[Provided material — start]

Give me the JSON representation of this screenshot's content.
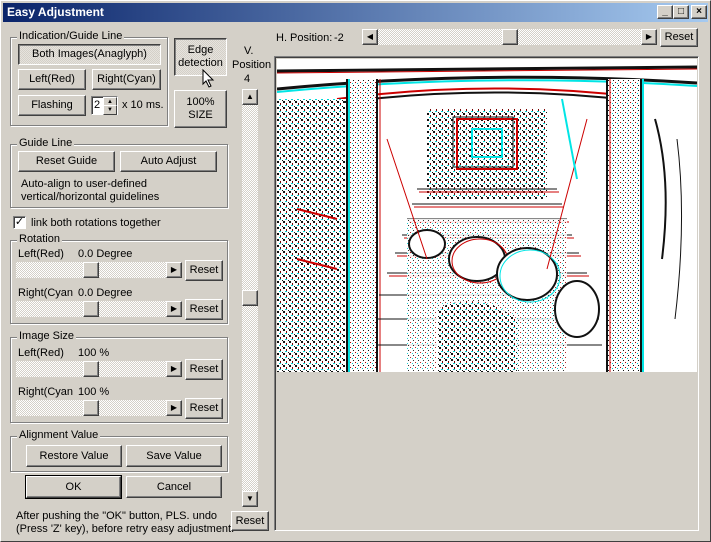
{
  "window": {
    "title": "Easy Adjustment"
  },
  "titlebar_buttons": {
    "minimize": "_",
    "maximize": "□",
    "close": "×"
  },
  "indication": {
    "group_label": "Indication/Guide Line",
    "both_images": "Both Images(Anaglyph)",
    "left_red": "Left(Red)",
    "right_cyan": "Right(Cyan)",
    "flashing": "Flashing",
    "flash_value": "2",
    "flash_unit": "x 10 ms."
  },
  "edge_detection": {
    "line1": "Edge",
    "line2": "detection"
  },
  "size_100": {
    "line1": "100%",
    "line2": "SIZE"
  },
  "v_position": {
    "label1": "V.",
    "label2": "Position",
    "value": "4",
    "thumb_fraction": 0.5
  },
  "h_position": {
    "label": "H. Position:",
    "value": "-2",
    "thumb_fraction": 0.5,
    "reset": "Reset"
  },
  "guide_line": {
    "group_label": "Guide Line",
    "reset_guide": "Reset Guide",
    "auto_adjust": "Auto Adjust",
    "desc1": "Auto-align to user-defined",
    "desc2": "vertical/horizontal guidelines"
  },
  "link_rotations": {
    "label": "link both rotations together",
    "checked": true,
    "check_mark": "✓"
  },
  "rotation": {
    "group_label": "Rotation",
    "left_label": "Left(Red)",
    "left_value": "0.0 Degree",
    "left_fraction": 0.5,
    "right_label": "Right(Cyan",
    "right_value": "0.0 Degree",
    "right_fraction": 0.5,
    "reset": "Reset"
  },
  "image_size": {
    "group_label": "Image Size",
    "left_label": "Left(Red)",
    "left_value": "100 %",
    "left_fraction": 0.5,
    "right_label": "Right(Cyan",
    "right_value": "100 %",
    "right_fraction": 0.5,
    "reset": "Reset"
  },
  "alignment": {
    "group_label": "Alignment Value",
    "restore": "Restore Value",
    "save": "Save Value"
  },
  "footer": {
    "ok": "OK",
    "cancel": "Cancel",
    "note1": "After pushing the \"OK\" button, PLS. undo",
    "note2": "(Press 'Z' key), before retry easy adjustment.",
    "v_reset": "Reset"
  },
  "arrows": {
    "left": "◀",
    "right": "▶",
    "up": "▲",
    "down": "▼"
  },
  "colors": {
    "anaglyph_red": "#cc0000",
    "anaglyph_cyan": "#00e5e5",
    "title_start": "#0a246a",
    "title_end": "#a6caf0"
  }
}
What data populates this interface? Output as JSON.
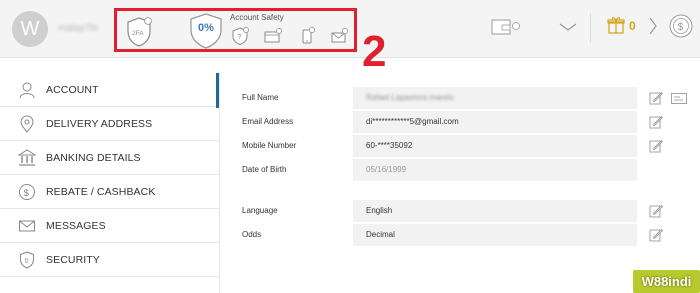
{
  "header": {
    "avatar_letter": "W",
    "username": "malay7fe",
    "account_safety": {
      "badge_2fa": "2FA",
      "percent": "0%",
      "title": "Account Safety"
    },
    "annotation": "2",
    "gift_count": "0"
  },
  "sidebar": {
    "items": [
      {
        "label": "ACCOUNT",
        "icon": "user-icon"
      },
      {
        "label": "DELIVERY ADDRESS",
        "icon": "location-pin-icon"
      },
      {
        "label": "BANKING DETAILS",
        "icon": "bank-icon"
      },
      {
        "label": "REBATE / CASHBACK",
        "icon": "dollar-coin-icon"
      },
      {
        "label": "MESSAGES",
        "icon": "envelope-icon"
      },
      {
        "label": "SECURITY",
        "icon": "shield-icon"
      }
    ]
  },
  "profile": {
    "full_name_label": "Full Name",
    "full_name_value": "Rafael Lapastora marelo",
    "email_label": "Email Address",
    "email_value": "di************5@gmail.com",
    "mobile_label": "Mobile Number",
    "mobile_value": "60-****35092",
    "dob_label": "Date of Birth",
    "dob_value": "05/16/1999",
    "language_label": "Language",
    "language_value": "English",
    "odds_label": "Odds",
    "odds_value": "Decimal"
  },
  "watermark": "W88indi",
  "colors": {
    "highlight_red": "#e0202e",
    "active_blue": "#1d6a94",
    "gift_gold": "#d4a51a",
    "watermark_green": "#b7c92d"
  }
}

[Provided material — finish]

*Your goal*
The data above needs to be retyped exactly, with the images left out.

*Finished exercise*
Give me the JSON representation of this screenshot's content.
{
  "window": {
    "title": "Easy Adjustment"
  },
  "titlebar_buttons": {
    "minimize": "_",
    "maximize": "□",
    "close": "×"
  },
  "indication": {
    "group_label": "Indication/Guide Line",
    "both_images": "Both Images(Anaglyph)",
    "left_red": "Left(Red)",
    "right_cyan": "Right(Cyan)",
    "flashing": "Flashing",
    "flash_value": "2",
    "flash_unit": "x 10 ms."
  },
  "edge_detection": {
    "line1": "Edge",
    "line2": "detection"
  },
  "size_100": {
    "line1": "100%",
    "line2": "SIZE"
  },
  "v_position": {
    "label1": "V.",
    "label2": "Position",
    "value": "4",
    "thumb_fraction": 0.5
  },
  "h_position": {
    "label": "H. Position:",
    "value": "-2",
    "thumb_fraction": 0.5,
    "reset": "Reset"
  },
  "guide_line": {
    "group_label": "Guide Line",
    "reset_guide": "Reset Guide",
    "auto_adjust": "Auto Adjust",
    "desc1": "Auto-align to user-defined",
    "desc2": "vertical/horizontal guidelines"
  },
  "link_rotations": {
    "label": "link both rotations together",
    "checked": true,
    "check_mark": "✓"
  },
  "rotation": {
    "group_label": "Rotation",
    "left_label": "Left(Red)",
    "left_value": "0.0 Degree",
    "left_fraction": 0.5,
    "right_label": "Right(Cyan",
    "right_value": "0.0 Degree",
    "right_fraction": 0.5,
    "reset": "Reset"
  },
  "image_size": {
    "group_label": "Image Size",
    "left_label": "Left(Red)",
    "left_value": "100 %",
    "left_fraction": 0.5,
    "right_label": "Right(Cyan",
    "right_value": "100 %",
    "right_fraction": 0.5,
    "reset": "Reset"
  },
  "alignment": {
    "group_label": "Alignment Value",
    "restore": "Restore Value",
    "save": "Save Value"
  },
  "footer": {
    "ok": "OK",
    "cancel": "Cancel",
    "note1": "After pushing the \"OK\" button, PLS. undo",
    "note2": "(Press 'Z' key), before retry easy adjustment.",
    "v_reset": "Reset"
  },
  "arrows": {
    "left": "◀",
    "right": "▶",
    "up": "▲",
    "down": "▼"
  },
  "colors": {
    "anaglyph_red": "#cc0000",
    "anaglyph_cyan": "#00e5e5",
    "title_start": "#0a246a",
    "title_end": "#a6caf0"
  }
}
What data populates this interface? Output as JSON.
{
  "header": {
    "avatar_letter": "W",
    "username": "malay7fe",
    "account_safety": {
      "badge_2fa": "2FA",
      "percent": "0%",
      "title": "Account Safety"
    },
    "annotation": "2",
    "gift_count": "0"
  },
  "sidebar": {
    "items": [
      {
        "label": "ACCOUNT",
        "icon": "user-icon"
      },
      {
        "label": "DELIVERY ADDRESS",
        "icon": "location-pin-icon"
      },
      {
        "label": "BANKING DETAILS",
        "icon": "bank-icon"
      },
      {
        "label": "REBATE / CASHBACK",
        "icon": "dollar-coin-icon"
      },
      {
        "label": "MESSAGES",
        "icon": "envelope-icon"
      },
      {
        "label": "SECURITY",
        "icon": "shield-icon"
      }
    ]
  },
  "profile": {
    "full_name_label": "Full Name",
    "full_name_value": "Rafael Lapastora marelo",
    "email_label": "Email Address",
    "email_value": "di************5@gmail.com",
    "mobile_label": "Mobile Number",
    "mobile_value": "60-****35092",
    "dob_label": "Date of Birth",
    "dob_value": "05/16/1999",
    "language_label": "Language",
    "language_value": "English",
    "odds_label": "Odds",
    "odds_value": "Decimal"
  },
  "watermark": "W88indi",
  "colors": {
    "highlight_red": "#e0202e",
    "active_blue": "#1d6a94",
    "gift_gold": "#d4a51a",
    "watermark_green": "#b7c92d"
  }
}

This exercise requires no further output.